US Cyber Command operation disrupted Internet access of Russian troll factory on day of 2018 midterms
The US military blocked Internet access to an infamous Russian entity seeking to sow discord among Americans during the 2018 midterms, several US officials said, a warning that the group’s operations against the United States are not cost-free. The strike on the Internet Research Agency in St.
The Justice Department announced criminal charges against Huawei, the world’s largest communications equipment manufacturer, and one of its top executives — a move likely to intensify trade tensions between the US and China. A 13-count indictment filed in New York City against Huawei, two of its affiliated firms, and its chief financial officer, Meng Wanzhou, accuses Huawei and an affiliate of bank fraud and wire fraud. The company is also charged with violating US sanctions on Iran and conspiring to obstruct justice related to the investigation.
The Justice Department unsealed charges against two Iranian criminal hackers who allegedly used ransomware to hit American hospitals, universities, government agencies and the city of Atlanta (GA), causing tens of millions of dollars in damages. More than 200 victims were affected, more than $6 million in ransom was collected and damages exceeded $30 million, officials said. Ransomware encrypts data on affected systems, with an offer to decrypt if a ransom is paid.
The Russian government is arguing that a federal court should dismiss a lawsuit brought by the Democratic National Committee alleging that Moscow’s military spies, the Trump campaign, and the WikiLeaks organization conspired to disrupt the 2016 campaign and tilt the election to Donald Trump. In a letter and statement to the State Department and a judge in the Southern District of New York, Russia’s Ministry of Justice argued that the United States’ Foreign Sovereign Immunities Act protects the Russian government from such lawsuits.
Although the decision remains under seal, a federal judge in California apparently ruled that the government cannot force Facebook to break the encryption on its popular Messenger voice app in a criminal case in which agents wanted to intercept a suspect’s conversations. The decision could be a setback for the Justice Department which sought to compel Facebook to figure out how to give it access to the encrypted communications.
President Trump authorizes ‘offensive cyber operations’ to deter foreign adversaries, National Security Adviser Bolton says
The White House has “authorized offensive cyber operations” against US adversaries, in line with a new policy that eases the rules on the use of digital weapons to protect the nation, said National Security Adviser John Bolton. “Our hands are not tied as they were in the Obama administration,” Bolton said when unveiling a new national cyber strategy. He did not elaborate on the nature of the offensive operations or what specific malign behavior they were intended to counter.
Technology giants increasingly are casting themselves as defenders of online integrity as American democracy, yet again, comes under attack. A recent string of revelations from companies including Facebook, Microsoft and Google about foreign hacking and disinformation amount to a public answer to charges that the technology industry should have done more to thwart Russia’s online attacks in 2016.

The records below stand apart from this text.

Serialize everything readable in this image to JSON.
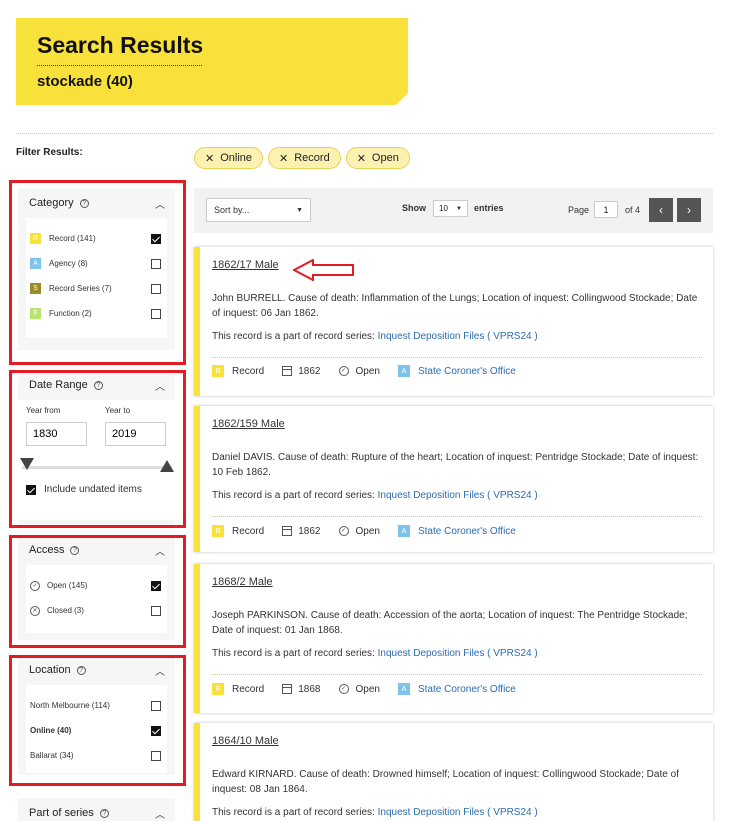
{
  "header": {
    "title": "Search Results",
    "subtitle": "stockade (40)"
  },
  "filter_label": "Filter Results:",
  "active_filters": [
    {
      "label": "Online",
      "icon": "x-icon"
    },
    {
      "label": "Record",
      "icon": "x-icon"
    },
    {
      "label": "Open",
      "icon": "x-icon"
    }
  ],
  "category": {
    "title": "Category",
    "items": [
      {
        "tag": "R",
        "tag_color": "#f9e13b",
        "label": "Record (141)",
        "checked": true
      },
      {
        "tag": "A",
        "tag_color": "#7fc3e8",
        "label": "Agency (8)",
        "checked": false
      },
      {
        "tag": "S",
        "tag_color": "#9a8a2a",
        "label": "Record Series (7)",
        "checked": false
      },
      {
        "tag": "F",
        "tag_color": "#b9e36a",
        "label": "Function (2)",
        "checked": false
      }
    ]
  },
  "date_range": {
    "title": "Date Range",
    "from_label": "Year from",
    "to_label": "Year to",
    "from_value": "1830",
    "to_value": "2019",
    "undated_label": "Include undated items",
    "undated_checked": true
  },
  "access": {
    "title": "Access",
    "items": [
      {
        "icon": "check-circle-icon",
        "label": "Open (145)",
        "checked": true
      },
      {
        "icon": "x-circle-icon",
        "label": "Closed (3)",
        "checked": false
      }
    ]
  },
  "location": {
    "title": "Location",
    "items": [
      {
        "label": "North Melbourne (114)",
        "checked": false
      },
      {
        "label": "Online (40)",
        "checked": true
      },
      {
        "label": "Ballarat (34)",
        "checked": false
      }
    ]
  },
  "part_of_series": {
    "title": "Part of series"
  },
  "toolbar": {
    "sort_placeholder": "Sort by...",
    "show_label": "Show",
    "show_value": "10",
    "entries_label": "entries",
    "page_label": "Page",
    "page_value": "1",
    "page_of": "of 4"
  },
  "results": [
    {
      "title": "1862/17 Male",
      "desc": "John BURRELL. Cause of death: Inflammation of the Lungs; Location of inquest: Collingwood Stockade; Date of inquest: 06 Jan 1862.",
      "series_prefix": "This record is a part of record series:",
      "series_link": "Inquest Deposition Files ( VPRS24 )",
      "type": "Record",
      "year": "1862",
      "access": "Open",
      "agency": "State Coroner's Office"
    },
    {
      "title": "1862/159 Male",
      "desc": "Daniel DAVIS. Cause of death: Rupture of the heart; Location of inquest: Pentridge Stockade; Date of inquest: 10 Feb 1862.",
      "series_prefix": "This record is a part of record series:",
      "series_link": "Inquest Deposition Files ( VPRS24 )",
      "type": "Record",
      "year": "1862",
      "access": "Open",
      "agency": "State Coroner's Office"
    },
    {
      "title": "1868/2 Male",
      "desc": "Joseph PARKINSON. Cause of death: Accession of the aorta; Location of inquest: The Pentridge Stockade; Date of inquest: 01 Jan 1868.",
      "series_prefix": "This record is a part of record series:",
      "series_link": "Inquest Deposition Files ( VPRS24 )",
      "type": "Record",
      "year": "1868",
      "access": "Open",
      "agency": "State Coroner's Office"
    },
    {
      "title": "1864/10 Male",
      "desc": "Edward KIRNARD. Cause of death: Drowned himself; Location of inquest: Collingwood Stockade; Date of inquest: 08 Jan 1864.",
      "series_prefix": "This record is a part of record series:",
      "series_link": "Inquest Deposition Files ( VPRS24 )"
    }
  ],
  "colors": {
    "brand_yellow": "#f9e13b",
    "highlight_red": "#e41b23",
    "link_blue": "#2b6cb0"
  }
}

The Trump administration has moved to give the military more latitude to conduct offensive cyber operations against American adversaries, continuing an effort begun in 2017 to grant commanders more leeway to make battlefield decisions. President Donald Trump on Aug 15 signed an order delegating authority to the defense secretary to use cyber tools and techniques to disrupt or degrade an adversary’s network or choke off attacks underway, loosening rules established under the Obama administration.
A group of First Amendment advocates has urged Facebook's Mark Zuckerberg to change the social media giant’s platform rules to enable public service journalism and research on its platform. The issue is especially pressing as reporters and researchers investigate Russian interference in the midterm elections through platforms such as Facebook’s.
As midterm elections approach, a growing concern that the nation is not protected from Russian interference
Two years after Russia interfered in the American presidential campaign, the nation has done little to protect itself against a renewed effort to influence voters in the coming congressional midterm elections, according to lawmakers and independent analysts. They say that voting systems are more secure against hackers, thanks to action at the federal and state levels — and that the Russians have not targeted those systems to the degree they did in 2016. But Russian efforts to manipulate U.S.